Problem to work on: Among the entries below, find the lines that hold the word "title" and report them.

App and web page records:
+ + + +

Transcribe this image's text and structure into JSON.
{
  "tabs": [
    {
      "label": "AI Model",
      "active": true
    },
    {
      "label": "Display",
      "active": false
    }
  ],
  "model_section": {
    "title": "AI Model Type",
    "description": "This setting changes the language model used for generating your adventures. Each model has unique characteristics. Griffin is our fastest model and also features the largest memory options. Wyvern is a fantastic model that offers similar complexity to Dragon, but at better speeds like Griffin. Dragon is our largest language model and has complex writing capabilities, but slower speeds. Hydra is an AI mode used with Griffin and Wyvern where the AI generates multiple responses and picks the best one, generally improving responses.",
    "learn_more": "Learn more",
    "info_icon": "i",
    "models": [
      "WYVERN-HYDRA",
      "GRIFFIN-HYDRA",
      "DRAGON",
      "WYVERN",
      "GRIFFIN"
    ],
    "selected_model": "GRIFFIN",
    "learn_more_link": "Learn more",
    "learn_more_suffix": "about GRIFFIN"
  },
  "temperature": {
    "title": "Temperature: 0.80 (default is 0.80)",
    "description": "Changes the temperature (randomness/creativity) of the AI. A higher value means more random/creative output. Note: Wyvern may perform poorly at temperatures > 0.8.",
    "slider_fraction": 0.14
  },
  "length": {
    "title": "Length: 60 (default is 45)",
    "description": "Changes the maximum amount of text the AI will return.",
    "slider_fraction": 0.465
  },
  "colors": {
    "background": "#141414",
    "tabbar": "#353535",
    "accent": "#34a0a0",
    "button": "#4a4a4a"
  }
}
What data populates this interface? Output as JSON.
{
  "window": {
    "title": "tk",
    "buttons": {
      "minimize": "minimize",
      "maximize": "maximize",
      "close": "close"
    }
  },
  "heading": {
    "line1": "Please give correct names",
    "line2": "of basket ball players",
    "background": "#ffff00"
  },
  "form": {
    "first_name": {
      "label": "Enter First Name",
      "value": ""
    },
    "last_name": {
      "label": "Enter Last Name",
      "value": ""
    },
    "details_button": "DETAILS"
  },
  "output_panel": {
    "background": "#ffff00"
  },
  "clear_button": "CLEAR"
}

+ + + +

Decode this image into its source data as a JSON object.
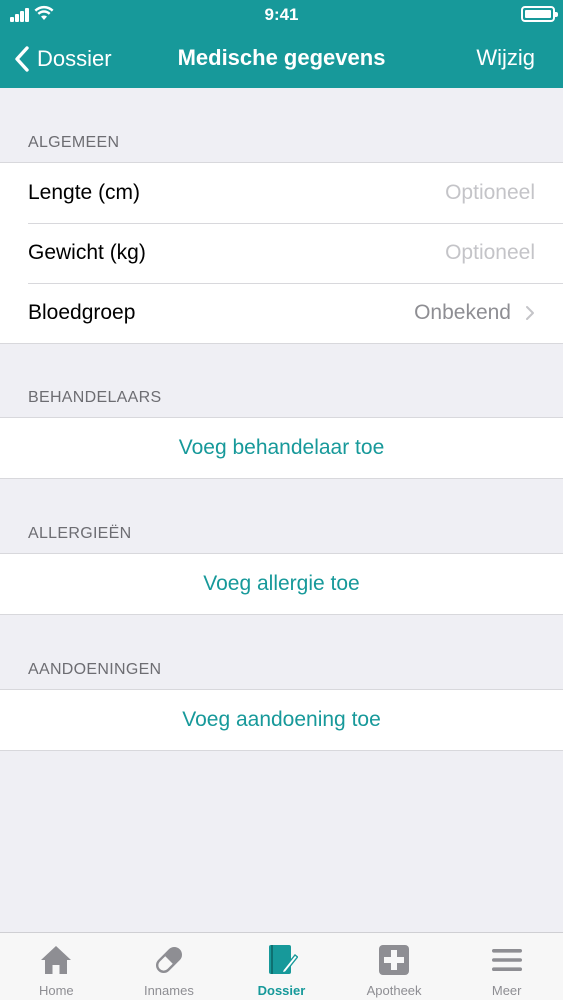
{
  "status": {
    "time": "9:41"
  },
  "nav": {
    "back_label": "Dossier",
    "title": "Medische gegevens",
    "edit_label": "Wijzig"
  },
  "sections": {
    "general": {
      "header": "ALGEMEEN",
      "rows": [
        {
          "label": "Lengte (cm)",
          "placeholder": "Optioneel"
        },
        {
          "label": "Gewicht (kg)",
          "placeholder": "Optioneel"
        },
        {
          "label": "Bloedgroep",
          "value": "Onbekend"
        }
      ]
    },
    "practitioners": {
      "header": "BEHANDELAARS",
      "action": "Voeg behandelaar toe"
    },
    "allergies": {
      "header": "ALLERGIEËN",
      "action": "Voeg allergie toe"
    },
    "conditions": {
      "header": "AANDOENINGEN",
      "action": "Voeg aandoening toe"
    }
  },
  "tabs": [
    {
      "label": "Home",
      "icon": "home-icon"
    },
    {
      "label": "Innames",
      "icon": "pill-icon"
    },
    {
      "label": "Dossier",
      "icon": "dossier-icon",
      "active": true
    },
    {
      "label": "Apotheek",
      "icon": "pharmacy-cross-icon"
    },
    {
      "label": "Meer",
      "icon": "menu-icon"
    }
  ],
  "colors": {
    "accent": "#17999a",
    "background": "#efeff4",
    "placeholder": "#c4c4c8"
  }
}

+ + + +

Answer section:
    "title": "AI Model Type",
    "title": "Temperature: 0.80 (default is 0.80)",
    "title": "Length: 60 (default is 45)",
    "title": "tk",
    "title": "Medische gegevens",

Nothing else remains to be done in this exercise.